DATA EXCERPTS START

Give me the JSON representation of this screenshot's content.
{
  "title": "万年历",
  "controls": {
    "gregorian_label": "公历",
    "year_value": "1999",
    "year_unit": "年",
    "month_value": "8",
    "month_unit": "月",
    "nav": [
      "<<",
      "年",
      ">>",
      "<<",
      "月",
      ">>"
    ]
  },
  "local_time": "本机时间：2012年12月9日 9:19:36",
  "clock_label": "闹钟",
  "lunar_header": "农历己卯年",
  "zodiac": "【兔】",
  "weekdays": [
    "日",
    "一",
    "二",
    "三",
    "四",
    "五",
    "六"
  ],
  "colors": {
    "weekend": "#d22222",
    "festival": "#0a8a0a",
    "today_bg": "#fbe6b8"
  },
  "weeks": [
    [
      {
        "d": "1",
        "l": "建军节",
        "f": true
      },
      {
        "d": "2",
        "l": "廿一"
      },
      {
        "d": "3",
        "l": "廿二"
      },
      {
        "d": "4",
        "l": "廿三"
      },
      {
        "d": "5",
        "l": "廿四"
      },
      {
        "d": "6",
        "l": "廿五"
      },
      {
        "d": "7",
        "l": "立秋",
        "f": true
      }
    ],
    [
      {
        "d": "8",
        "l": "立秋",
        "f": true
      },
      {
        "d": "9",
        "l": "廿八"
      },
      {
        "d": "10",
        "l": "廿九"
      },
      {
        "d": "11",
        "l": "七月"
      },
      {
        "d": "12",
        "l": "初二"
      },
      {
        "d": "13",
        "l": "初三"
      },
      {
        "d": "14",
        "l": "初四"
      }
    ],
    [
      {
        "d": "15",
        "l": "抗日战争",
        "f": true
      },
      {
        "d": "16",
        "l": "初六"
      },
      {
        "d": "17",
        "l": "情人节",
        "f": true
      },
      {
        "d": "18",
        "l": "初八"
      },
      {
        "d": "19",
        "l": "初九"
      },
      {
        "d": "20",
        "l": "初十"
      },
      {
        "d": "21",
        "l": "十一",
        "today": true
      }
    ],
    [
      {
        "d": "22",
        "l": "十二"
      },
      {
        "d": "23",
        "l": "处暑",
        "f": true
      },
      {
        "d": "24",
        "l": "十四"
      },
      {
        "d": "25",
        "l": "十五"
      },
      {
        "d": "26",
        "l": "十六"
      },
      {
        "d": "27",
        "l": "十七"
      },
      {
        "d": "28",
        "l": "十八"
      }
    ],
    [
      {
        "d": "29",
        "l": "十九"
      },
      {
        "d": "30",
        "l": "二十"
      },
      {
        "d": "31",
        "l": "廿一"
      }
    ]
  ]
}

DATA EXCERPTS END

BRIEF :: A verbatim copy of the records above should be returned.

ANSWER TO THE PROBLEM ::
Give me the JSON representation of this screenshot's content.
{
  "title": "万年历",
  "controls": {
    "gregorian_label": "公历",
    "year_value": "1999",
    "year_unit": "年",
    "month_value": "8",
    "month_unit": "月",
    "nav": [
      "<<",
      "年",
      ">>",
      "<<",
      "月",
      ">>"
    ]
  },
  "local_time": "本机时间：2012年12月9日 9:19:36",
  "clock_label": "闹钟",
  "lunar_header": "农历己卯年",
  "zodiac": "【兔】",
  "weekdays": [
    "日",
    "一",
    "二",
    "三",
    "四",
    "五",
    "六"
  ],
  "colors": {
    "weekend": "#d22222",
    "festival": "#0a8a0a",
    "today_bg": "#fbe6b8"
  },
  "weeks": [
    [
      {
        "d": "1",
        "l": "建军节",
        "f": true
      },
      {
        "d": "2",
        "l": "廿一"
      },
      {
        "d": "3",
        "l": "廿二"
      },
      {
        "d": "4",
        "l": "廿三"
      },
      {
        "d": "5",
        "l": "廿四"
      },
      {
        "d": "6",
        "l": "廿五"
      },
      {
        "d": "7",
        "l": "立秋",
        "f": true
      }
    ],
    [
      {
        "d": "8",
        "l": "立秋",
        "f": true
      },
      {
        "d": "9",
        "l": "廿八"
      },
      {
        "d": "10",
        "l": "廿九"
      },
      {
        "d": "11",
        "l": "七月"
      },
      {
        "d": "12",
        "l": "初二"
      },
      {
        "d": "13",
        "l": "初三"
      },
      {
        "d": "14",
        "l": "初四"
      }
    ],
    [
      {
        "d": "15",
        "l": "抗日战争",
        "f": true
      },
      {
        "d": "16",
        "l": "初六"
      },
      {
        "d": "17",
        "l": "情人节",
        "f": true
      },
      {
        "d": "18",
        "l": "初八"
      },
      {
        "d": "19",
        "l": "初九"
      },
      {
        "d": "20",
        "l": "初十"
      },
      {
        "d": "21",
        "l": "十一",
        "today": true
      }
    ],
    [
      {
        "d": "22",
        "l": "十二"
      },
      {
        "d": "23",
        "l": "处暑",
        "f": true
      },
      {
        "d": "24",
        "l": "十四"
      },
      {
        "d": "25",
        "l": "十五"
      },
      {
        "d": "26",
        "l": "十六"
      },
      {
        "d": "27",
        "l": "十七"
      },
      {
        "d": "28",
        "l": "十八"
      }
    ],
    [
      {
        "d": "29",
        "l": "十九"
      },
      {
        "d": "30",
        "l": "二十"
      },
      {
        "d": "31",
        "l": "廿一"
      }
    ]
  ]
}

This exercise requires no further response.